## YOUR GOAL:
Please return all lines of the data below containing the string "explorer".
####################
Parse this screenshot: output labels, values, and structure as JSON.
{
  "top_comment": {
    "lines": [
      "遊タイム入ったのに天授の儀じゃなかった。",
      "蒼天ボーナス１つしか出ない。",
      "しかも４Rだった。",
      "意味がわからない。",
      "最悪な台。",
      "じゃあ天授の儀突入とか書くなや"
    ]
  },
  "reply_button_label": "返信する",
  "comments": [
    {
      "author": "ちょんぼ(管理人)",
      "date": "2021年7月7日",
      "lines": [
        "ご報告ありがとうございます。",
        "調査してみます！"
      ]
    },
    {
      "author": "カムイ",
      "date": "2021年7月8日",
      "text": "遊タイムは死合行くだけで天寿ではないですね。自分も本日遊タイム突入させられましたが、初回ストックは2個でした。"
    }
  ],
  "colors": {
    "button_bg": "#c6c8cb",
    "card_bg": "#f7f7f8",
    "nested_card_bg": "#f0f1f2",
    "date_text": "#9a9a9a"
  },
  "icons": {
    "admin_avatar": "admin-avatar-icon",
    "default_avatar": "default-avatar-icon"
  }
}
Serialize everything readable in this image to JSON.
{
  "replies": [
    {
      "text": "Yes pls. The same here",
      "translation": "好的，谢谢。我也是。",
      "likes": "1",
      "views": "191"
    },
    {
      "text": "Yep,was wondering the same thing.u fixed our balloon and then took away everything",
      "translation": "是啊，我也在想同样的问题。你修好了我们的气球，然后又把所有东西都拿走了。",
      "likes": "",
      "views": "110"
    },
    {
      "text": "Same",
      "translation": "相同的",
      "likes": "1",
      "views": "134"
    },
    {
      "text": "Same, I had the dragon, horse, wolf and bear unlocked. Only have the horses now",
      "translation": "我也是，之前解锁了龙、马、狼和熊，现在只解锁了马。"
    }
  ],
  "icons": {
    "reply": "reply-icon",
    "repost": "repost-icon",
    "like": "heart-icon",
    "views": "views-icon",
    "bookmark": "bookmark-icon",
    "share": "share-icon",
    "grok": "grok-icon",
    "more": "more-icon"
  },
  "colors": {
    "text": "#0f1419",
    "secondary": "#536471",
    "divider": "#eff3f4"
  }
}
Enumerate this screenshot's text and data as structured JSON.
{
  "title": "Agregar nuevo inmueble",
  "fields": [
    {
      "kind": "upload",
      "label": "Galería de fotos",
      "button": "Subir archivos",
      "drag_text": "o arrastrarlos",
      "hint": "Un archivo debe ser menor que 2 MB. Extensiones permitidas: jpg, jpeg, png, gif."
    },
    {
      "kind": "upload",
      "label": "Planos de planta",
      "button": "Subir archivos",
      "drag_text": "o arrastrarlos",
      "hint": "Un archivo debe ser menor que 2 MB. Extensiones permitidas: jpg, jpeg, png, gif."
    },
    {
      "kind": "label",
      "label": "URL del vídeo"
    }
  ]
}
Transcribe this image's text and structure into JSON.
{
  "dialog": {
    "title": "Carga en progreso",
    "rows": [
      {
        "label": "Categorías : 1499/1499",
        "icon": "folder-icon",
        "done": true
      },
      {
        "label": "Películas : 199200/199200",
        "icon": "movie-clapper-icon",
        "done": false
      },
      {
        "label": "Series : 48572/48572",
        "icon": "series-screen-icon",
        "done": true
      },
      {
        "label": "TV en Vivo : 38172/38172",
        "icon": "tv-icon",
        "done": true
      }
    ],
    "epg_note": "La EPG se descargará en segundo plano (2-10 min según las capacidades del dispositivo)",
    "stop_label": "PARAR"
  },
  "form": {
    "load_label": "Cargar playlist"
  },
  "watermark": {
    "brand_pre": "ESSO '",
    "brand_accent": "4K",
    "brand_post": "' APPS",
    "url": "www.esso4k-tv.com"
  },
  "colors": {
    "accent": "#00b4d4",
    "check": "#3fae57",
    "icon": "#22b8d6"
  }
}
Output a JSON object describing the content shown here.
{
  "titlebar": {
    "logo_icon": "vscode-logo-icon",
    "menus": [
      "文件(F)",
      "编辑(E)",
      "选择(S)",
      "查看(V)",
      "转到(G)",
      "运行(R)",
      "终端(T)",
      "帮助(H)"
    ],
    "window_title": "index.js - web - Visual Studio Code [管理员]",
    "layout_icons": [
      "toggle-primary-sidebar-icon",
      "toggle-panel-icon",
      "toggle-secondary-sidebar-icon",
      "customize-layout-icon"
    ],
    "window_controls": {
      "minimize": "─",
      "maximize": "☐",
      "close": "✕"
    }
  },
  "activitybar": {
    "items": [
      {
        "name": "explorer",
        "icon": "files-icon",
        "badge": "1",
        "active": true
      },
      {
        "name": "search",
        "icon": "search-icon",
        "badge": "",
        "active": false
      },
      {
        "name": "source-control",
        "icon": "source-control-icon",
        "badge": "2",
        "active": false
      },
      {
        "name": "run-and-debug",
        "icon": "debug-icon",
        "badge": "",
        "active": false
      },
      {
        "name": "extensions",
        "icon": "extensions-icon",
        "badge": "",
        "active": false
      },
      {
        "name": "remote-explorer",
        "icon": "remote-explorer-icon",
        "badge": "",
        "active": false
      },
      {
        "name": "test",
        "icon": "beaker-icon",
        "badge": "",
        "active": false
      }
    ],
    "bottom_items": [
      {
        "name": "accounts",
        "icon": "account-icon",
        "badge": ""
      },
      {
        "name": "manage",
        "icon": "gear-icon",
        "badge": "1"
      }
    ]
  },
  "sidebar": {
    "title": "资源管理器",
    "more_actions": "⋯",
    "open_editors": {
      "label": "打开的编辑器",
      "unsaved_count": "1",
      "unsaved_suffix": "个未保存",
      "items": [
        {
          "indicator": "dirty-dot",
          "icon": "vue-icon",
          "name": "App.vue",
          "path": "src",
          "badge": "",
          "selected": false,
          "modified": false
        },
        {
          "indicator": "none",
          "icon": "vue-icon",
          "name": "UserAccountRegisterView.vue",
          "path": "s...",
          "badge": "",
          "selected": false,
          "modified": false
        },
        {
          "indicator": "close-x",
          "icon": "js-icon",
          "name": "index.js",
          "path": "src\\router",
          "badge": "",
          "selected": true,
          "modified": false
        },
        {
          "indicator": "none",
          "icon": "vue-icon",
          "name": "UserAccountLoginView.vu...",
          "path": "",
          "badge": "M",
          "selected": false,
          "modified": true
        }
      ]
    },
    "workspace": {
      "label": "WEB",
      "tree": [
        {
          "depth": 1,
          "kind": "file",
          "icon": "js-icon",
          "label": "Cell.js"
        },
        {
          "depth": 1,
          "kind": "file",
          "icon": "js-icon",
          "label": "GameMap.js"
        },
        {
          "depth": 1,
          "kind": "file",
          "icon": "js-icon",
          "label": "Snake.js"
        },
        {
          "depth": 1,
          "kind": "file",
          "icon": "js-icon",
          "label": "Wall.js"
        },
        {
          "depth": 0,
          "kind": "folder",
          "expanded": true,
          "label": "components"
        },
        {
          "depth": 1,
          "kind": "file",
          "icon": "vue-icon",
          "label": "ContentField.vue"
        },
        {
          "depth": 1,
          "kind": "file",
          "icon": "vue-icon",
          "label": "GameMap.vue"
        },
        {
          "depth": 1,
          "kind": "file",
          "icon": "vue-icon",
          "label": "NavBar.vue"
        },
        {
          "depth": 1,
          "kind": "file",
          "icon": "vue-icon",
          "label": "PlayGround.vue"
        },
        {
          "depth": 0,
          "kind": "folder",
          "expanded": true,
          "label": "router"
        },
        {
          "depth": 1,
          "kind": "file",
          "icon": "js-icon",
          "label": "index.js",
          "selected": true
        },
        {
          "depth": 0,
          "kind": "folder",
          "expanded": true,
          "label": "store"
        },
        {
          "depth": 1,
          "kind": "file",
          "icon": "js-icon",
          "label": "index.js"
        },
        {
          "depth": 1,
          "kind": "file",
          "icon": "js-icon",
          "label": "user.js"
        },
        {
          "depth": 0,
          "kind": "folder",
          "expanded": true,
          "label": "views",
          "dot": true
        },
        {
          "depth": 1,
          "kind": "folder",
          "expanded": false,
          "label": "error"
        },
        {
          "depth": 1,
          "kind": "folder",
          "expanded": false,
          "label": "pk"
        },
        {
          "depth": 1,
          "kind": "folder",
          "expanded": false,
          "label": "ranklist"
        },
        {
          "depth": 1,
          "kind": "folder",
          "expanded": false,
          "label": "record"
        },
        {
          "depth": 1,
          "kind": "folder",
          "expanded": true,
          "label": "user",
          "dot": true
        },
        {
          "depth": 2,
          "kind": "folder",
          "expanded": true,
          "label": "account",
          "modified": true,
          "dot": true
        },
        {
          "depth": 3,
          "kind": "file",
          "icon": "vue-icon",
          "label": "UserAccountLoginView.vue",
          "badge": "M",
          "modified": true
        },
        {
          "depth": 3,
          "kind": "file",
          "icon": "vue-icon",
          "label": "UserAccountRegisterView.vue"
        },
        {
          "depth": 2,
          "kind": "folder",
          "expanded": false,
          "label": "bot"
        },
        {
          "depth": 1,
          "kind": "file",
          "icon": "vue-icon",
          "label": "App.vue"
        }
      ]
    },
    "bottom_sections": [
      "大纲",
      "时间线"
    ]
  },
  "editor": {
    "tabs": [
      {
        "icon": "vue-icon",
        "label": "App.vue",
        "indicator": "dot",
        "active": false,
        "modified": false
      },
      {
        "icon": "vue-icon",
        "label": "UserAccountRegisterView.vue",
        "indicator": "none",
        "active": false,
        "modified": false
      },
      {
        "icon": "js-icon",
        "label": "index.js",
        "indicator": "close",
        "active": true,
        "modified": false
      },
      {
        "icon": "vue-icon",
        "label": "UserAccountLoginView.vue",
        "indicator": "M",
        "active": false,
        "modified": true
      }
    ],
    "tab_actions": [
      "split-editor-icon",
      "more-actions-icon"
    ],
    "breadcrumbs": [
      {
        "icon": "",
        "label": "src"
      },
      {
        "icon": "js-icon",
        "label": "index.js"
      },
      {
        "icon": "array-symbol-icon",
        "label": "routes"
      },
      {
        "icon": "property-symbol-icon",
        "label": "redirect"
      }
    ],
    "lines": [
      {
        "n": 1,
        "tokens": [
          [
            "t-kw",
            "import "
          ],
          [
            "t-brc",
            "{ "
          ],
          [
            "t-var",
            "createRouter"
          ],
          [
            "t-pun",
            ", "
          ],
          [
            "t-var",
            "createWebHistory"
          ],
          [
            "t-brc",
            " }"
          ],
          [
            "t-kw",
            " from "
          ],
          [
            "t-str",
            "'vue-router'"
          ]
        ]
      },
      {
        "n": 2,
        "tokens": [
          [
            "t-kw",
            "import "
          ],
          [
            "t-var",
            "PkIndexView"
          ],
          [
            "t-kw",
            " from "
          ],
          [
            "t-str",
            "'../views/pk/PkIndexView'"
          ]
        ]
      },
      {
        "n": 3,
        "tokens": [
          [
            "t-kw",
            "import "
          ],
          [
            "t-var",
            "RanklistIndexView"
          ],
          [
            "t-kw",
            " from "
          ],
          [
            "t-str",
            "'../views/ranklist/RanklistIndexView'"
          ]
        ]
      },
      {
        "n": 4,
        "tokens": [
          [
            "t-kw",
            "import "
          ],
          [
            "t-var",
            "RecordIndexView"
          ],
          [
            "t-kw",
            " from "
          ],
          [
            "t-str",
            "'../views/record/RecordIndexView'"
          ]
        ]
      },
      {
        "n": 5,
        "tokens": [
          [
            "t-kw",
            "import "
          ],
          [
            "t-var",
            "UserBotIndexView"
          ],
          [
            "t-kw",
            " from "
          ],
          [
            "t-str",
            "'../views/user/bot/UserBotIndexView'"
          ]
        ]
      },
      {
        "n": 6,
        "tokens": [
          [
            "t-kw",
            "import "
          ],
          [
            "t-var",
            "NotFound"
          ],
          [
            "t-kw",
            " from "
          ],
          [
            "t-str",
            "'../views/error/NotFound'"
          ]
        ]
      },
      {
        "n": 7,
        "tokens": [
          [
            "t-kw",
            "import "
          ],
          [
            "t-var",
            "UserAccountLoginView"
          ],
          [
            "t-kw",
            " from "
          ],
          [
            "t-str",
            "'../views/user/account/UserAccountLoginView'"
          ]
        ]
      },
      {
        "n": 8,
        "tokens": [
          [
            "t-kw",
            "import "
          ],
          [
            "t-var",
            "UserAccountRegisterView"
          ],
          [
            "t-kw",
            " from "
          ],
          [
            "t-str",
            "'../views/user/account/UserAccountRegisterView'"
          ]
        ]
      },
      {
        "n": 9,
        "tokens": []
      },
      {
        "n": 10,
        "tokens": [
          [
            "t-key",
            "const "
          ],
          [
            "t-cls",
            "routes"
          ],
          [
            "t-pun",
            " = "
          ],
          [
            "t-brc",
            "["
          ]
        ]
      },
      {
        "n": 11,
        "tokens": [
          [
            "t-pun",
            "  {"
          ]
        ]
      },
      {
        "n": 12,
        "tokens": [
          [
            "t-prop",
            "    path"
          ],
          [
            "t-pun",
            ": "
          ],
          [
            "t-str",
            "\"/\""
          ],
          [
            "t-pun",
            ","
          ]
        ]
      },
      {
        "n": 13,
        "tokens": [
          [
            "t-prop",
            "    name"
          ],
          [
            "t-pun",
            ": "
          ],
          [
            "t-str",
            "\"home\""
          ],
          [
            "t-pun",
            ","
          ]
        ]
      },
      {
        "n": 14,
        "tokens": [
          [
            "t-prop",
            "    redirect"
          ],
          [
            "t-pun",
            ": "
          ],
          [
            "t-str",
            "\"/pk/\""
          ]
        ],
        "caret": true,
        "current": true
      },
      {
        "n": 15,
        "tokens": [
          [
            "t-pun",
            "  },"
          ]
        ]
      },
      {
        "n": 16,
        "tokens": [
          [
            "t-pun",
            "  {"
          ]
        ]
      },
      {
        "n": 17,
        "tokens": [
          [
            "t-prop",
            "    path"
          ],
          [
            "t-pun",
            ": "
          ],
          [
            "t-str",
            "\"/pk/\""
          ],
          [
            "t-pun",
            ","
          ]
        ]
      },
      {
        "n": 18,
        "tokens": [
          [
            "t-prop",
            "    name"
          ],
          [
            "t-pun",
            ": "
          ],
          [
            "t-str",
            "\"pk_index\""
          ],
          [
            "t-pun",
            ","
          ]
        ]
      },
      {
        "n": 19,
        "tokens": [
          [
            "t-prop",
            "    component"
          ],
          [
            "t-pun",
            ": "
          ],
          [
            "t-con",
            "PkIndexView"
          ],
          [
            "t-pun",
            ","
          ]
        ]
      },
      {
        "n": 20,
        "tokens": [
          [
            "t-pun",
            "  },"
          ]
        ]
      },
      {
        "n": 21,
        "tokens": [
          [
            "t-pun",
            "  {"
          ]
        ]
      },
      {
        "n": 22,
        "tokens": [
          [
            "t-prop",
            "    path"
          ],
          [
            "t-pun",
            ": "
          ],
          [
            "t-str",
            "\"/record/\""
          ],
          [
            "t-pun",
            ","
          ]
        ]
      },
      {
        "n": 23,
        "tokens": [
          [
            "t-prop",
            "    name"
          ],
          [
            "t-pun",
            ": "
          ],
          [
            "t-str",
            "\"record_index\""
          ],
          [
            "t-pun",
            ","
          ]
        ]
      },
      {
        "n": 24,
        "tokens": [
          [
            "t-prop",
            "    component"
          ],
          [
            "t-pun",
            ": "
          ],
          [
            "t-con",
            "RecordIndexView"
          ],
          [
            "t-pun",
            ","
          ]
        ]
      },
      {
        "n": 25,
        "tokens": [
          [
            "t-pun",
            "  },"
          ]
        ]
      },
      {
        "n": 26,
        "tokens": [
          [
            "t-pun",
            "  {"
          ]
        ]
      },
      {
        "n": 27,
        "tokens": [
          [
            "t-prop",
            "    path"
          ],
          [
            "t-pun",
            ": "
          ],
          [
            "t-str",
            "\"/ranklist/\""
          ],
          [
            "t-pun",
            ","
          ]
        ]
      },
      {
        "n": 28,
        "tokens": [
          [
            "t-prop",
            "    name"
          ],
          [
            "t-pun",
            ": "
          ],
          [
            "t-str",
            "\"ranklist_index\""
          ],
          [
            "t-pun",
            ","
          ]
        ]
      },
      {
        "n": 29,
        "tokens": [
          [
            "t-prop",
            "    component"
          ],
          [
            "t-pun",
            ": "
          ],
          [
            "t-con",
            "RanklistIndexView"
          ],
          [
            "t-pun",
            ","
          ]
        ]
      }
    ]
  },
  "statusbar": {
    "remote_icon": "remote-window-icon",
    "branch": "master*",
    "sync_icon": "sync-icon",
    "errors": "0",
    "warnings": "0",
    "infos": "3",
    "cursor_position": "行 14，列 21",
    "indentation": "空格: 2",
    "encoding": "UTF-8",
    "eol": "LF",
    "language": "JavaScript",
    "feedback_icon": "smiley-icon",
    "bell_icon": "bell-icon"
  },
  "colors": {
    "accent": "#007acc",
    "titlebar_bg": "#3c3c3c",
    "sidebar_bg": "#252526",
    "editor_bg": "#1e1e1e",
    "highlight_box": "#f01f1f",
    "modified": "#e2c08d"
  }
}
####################
## RESULT:
        "name": "explorer",
        "name": "remote-explorer",
        "icon": "remote-explorer-icon",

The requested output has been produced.